Activity — In full and without change, return each entry.

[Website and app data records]
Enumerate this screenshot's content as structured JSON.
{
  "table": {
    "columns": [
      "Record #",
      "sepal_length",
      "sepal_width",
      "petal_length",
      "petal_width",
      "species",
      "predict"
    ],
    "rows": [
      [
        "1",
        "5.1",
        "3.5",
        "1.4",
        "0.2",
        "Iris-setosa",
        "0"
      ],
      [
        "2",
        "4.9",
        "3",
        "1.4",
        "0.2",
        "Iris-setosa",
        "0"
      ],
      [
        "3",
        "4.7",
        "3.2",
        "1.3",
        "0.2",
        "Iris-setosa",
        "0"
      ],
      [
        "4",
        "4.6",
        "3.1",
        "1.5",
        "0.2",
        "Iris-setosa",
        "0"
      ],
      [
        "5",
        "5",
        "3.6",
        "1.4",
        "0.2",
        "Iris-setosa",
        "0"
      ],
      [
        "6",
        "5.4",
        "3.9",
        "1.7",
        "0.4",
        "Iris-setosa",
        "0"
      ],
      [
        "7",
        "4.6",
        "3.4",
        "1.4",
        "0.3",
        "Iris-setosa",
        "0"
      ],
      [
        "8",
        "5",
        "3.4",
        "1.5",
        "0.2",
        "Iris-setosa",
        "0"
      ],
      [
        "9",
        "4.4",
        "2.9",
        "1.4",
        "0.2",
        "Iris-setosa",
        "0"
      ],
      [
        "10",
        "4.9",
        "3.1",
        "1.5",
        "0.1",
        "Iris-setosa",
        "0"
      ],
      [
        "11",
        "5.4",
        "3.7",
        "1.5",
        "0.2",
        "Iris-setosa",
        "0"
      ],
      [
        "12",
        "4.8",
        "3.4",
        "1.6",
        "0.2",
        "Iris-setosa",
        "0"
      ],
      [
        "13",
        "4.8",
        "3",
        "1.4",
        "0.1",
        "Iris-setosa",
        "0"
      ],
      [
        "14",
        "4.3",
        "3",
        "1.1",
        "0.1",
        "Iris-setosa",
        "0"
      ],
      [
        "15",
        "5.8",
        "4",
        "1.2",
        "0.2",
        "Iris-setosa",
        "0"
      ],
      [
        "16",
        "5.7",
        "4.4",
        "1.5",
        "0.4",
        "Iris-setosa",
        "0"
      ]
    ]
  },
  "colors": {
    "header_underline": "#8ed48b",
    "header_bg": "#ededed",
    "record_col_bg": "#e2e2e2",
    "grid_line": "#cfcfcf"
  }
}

Finished exercise —
Enumerate this screenshot's content as structured JSON.
{
  "table": {
    "columns": [
      "Record #",
      "sepal_length",
      "sepal_width",
      "petal_length",
      "petal_width",
      "species",
      "predict"
    ],
    "rows": [
      [
        "1",
        "5.1",
        "3.5",
        "1.4",
        "0.2",
        "Iris-setosa",
        "0"
      ],
      [
        "2",
        "4.9",
        "3",
        "1.4",
        "0.2",
        "Iris-setosa",
        "0"
      ],
      [
        "3",
        "4.7",
        "3.2",
        "1.3",
        "0.2",
        "Iris-setosa",
        "0"
      ],
      [
        "4",
        "4.6",
        "3.1",
        "1.5",
        "0.2",
        "Iris-setosa",
        "0"
      ],
      [
        "5",
        "5",
        "3.6",
        "1.4",
        "0.2",
        "Iris-setosa",
        "0"
      ],
      [
        "6",
        "5.4",
        "3.9",
        "1.7",
        "0.4",
        "Iris-setosa",
        "0"
      ],
      [
        "7",
        "4.6",
        "3.4",
        "1.4",
        "0.3",
        "Iris-setosa",
        "0"
      ],
      [
        "8",
        "5",
        "3.4",
        "1.5",
        "0.2",
        "Iris-setosa",
        "0"
      ],
      [
        "9",
        "4.4",
        "2.9",
        "1.4",
        "0.2",
        "Iris-setosa",
        "0"
      ],
      [
        "10",
        "4.9",
        "3.1",
        "1.5",
        "0.1",
        "Iris-setosa",
        "0"
      ],
      [
        "11",
        "5.4",
        "3.7",
        "1.5",
        "0.2",
        "Iris-setosa",
        "0"
      ],
      [
        "12",
        "4.8",
        "3.4",
        "1.6",
        "0.2",
        "Iris-setosa",
        "0"
      ],
      [
        "13",
        "4.8",
        "3",
        "1.4",
        "0.1",
        "Iris-setosa",
        "0"
      ],
      [
        "14",
        "4.3",
        "3",
        "1.1",
        "0.1",
        "Iris-setosa",
        "0"
      ],
      [
        "15",
        "5.8",
        "4",
        "1.2",
        "0.2",
        "Iris-setosa",
        "0"
      ],
      [
        "16",
        "5.7",
        "4.4",
        "1.5",
        "0.4",
        "Iris-setosa",
        "0"
      ]
    ]
  },
  "colors": {
    "header_underline": "#8ed48b",
    "header_bg": "#ededed",
    "record_col_bg": "#e2e2e2",
    "grid_line": "#cfcfcf"
  }
}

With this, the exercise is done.